- _EXERCISE AIM_
Below are some records. How many of their lines contain the string "godzin"? Give the number only.

** EXERCISE DATA follows **

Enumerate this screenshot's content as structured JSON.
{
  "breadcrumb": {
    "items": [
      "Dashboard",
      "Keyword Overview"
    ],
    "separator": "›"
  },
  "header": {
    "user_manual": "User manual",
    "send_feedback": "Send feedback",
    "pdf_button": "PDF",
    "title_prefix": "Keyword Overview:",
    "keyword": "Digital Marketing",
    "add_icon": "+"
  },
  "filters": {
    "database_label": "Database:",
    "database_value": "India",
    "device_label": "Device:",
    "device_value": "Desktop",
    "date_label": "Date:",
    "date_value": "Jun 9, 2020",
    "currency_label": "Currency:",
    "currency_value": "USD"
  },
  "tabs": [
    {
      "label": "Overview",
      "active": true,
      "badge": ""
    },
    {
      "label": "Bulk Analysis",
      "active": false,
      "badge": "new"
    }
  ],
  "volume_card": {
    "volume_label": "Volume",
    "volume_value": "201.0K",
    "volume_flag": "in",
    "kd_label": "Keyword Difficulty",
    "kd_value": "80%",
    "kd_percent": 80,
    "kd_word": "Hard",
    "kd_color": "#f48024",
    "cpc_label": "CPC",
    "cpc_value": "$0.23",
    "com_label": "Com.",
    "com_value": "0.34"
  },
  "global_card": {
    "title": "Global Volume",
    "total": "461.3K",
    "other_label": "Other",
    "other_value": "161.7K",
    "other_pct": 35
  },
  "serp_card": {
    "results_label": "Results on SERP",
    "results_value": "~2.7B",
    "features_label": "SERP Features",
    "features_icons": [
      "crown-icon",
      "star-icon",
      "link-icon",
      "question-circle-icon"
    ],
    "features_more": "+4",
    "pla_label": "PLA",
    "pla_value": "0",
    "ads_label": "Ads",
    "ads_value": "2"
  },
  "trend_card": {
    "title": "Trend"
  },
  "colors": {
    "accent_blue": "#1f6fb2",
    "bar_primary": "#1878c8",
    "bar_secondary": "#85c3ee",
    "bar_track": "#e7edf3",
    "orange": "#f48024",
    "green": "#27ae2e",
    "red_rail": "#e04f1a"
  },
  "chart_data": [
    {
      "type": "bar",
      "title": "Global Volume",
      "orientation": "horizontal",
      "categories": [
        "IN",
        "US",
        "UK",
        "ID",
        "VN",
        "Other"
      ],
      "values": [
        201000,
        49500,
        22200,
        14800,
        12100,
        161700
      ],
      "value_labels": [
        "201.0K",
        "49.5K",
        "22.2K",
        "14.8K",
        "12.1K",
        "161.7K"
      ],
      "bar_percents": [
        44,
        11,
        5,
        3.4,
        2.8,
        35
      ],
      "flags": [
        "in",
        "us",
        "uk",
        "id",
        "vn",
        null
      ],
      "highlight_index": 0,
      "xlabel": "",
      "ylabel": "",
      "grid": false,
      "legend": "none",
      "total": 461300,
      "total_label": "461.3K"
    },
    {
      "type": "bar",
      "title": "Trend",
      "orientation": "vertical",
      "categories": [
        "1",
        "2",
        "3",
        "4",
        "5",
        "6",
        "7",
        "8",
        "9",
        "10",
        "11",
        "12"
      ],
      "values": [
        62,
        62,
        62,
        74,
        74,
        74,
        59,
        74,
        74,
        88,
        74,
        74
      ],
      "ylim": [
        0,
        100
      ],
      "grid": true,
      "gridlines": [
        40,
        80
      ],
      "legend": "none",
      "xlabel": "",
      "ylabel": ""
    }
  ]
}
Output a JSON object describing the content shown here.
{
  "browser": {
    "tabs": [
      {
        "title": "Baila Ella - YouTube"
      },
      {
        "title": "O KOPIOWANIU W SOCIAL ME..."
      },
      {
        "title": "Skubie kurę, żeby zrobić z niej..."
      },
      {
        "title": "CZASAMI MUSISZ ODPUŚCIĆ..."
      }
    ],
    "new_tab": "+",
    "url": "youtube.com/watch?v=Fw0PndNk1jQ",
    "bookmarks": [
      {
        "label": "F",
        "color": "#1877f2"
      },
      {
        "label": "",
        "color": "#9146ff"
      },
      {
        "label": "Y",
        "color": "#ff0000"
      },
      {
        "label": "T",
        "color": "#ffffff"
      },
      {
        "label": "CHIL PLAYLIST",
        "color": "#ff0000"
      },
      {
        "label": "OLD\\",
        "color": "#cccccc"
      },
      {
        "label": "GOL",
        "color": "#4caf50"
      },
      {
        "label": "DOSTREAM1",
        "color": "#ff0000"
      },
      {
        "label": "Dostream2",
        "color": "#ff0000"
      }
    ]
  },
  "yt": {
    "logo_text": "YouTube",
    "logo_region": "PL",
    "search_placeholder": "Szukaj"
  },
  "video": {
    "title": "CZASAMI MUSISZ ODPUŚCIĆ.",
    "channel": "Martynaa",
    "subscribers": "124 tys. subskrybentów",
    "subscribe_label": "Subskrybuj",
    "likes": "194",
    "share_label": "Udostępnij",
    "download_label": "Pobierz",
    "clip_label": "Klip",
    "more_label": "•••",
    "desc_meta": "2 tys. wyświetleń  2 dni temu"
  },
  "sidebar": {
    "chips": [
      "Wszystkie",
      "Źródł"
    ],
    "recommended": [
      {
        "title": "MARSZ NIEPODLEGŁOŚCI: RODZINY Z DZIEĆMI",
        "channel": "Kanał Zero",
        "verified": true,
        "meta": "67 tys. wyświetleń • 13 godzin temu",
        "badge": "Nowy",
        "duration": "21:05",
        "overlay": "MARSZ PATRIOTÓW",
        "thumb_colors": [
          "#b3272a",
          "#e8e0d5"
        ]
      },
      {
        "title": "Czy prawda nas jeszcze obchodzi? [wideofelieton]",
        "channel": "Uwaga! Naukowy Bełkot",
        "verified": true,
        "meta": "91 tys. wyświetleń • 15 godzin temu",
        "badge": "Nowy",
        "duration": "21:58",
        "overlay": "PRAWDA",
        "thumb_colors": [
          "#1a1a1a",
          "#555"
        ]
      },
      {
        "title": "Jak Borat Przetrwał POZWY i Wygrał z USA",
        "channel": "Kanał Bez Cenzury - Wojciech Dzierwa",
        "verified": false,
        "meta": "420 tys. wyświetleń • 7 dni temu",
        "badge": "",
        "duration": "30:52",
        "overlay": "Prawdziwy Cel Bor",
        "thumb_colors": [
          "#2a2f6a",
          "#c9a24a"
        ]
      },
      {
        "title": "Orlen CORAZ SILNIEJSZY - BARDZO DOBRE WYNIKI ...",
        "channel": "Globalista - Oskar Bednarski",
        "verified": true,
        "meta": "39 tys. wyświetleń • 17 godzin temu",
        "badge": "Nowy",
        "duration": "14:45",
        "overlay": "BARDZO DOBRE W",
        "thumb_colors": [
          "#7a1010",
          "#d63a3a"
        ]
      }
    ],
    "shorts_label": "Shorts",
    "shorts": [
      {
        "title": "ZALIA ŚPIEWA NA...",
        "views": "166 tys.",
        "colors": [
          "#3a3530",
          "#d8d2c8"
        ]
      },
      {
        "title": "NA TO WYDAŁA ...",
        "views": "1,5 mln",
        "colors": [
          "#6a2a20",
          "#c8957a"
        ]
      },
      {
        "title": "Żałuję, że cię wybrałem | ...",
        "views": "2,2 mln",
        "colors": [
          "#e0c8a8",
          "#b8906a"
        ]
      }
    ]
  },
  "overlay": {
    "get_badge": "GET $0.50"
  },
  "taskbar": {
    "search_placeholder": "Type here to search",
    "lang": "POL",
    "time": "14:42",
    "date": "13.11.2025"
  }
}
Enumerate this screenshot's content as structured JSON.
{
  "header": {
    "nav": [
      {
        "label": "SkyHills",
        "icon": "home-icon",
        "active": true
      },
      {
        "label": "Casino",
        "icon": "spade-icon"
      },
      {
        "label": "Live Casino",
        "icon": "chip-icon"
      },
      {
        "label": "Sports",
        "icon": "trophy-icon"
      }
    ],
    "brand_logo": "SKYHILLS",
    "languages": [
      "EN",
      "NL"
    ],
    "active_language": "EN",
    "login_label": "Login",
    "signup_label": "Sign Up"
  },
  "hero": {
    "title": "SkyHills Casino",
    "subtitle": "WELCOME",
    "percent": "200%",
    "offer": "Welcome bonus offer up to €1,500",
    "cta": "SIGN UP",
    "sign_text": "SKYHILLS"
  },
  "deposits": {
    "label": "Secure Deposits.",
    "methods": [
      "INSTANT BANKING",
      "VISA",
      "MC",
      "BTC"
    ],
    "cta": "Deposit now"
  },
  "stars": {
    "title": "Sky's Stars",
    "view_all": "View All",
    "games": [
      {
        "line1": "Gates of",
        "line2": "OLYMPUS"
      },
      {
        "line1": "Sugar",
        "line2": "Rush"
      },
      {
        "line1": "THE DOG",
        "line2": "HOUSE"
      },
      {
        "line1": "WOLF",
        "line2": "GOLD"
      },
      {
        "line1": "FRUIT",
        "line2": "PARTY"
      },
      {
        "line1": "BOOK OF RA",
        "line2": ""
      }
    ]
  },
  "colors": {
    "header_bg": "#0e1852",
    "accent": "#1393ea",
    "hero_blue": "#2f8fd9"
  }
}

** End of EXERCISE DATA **

- _COMPLETED EXERCISE_
3